Items from an interface collection
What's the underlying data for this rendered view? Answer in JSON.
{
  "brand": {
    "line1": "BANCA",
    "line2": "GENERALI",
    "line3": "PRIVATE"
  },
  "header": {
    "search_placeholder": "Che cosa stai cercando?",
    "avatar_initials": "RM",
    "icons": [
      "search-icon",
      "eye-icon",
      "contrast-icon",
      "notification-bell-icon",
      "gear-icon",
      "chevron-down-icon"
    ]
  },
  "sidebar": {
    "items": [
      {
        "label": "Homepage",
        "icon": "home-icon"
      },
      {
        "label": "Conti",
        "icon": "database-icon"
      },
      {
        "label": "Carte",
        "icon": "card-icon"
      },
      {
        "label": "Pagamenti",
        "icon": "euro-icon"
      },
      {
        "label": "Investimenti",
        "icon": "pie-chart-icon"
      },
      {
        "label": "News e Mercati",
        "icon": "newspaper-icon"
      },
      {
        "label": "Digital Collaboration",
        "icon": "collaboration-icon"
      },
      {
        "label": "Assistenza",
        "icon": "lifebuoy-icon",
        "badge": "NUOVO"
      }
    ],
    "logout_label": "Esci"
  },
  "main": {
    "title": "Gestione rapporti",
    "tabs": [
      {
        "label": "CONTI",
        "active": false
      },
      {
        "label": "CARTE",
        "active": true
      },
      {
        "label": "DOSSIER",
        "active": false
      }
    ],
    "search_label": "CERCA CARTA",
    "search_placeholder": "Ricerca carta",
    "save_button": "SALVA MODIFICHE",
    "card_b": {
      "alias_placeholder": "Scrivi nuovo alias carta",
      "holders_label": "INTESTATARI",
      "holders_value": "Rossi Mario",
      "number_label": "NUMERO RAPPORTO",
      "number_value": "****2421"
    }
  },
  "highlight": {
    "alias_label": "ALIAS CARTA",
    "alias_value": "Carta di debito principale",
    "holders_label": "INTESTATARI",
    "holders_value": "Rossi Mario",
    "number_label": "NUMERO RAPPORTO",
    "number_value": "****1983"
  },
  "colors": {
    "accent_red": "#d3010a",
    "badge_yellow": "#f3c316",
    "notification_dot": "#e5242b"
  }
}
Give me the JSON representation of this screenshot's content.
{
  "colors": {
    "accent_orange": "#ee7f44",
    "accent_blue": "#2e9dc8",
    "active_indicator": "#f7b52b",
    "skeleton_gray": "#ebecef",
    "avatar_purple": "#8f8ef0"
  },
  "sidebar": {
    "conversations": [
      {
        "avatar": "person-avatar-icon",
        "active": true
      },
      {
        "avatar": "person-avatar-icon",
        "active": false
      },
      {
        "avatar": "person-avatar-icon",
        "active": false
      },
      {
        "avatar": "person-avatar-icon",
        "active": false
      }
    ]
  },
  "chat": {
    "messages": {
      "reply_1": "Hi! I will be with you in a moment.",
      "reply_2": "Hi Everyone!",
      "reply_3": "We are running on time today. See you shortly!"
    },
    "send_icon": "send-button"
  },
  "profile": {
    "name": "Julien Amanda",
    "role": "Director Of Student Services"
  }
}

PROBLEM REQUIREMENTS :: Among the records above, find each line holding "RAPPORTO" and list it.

RESPONSE ::
      "number_label": "NUMERO RAPPORTO",
    "number_label": "NUMERO RAPPORTO",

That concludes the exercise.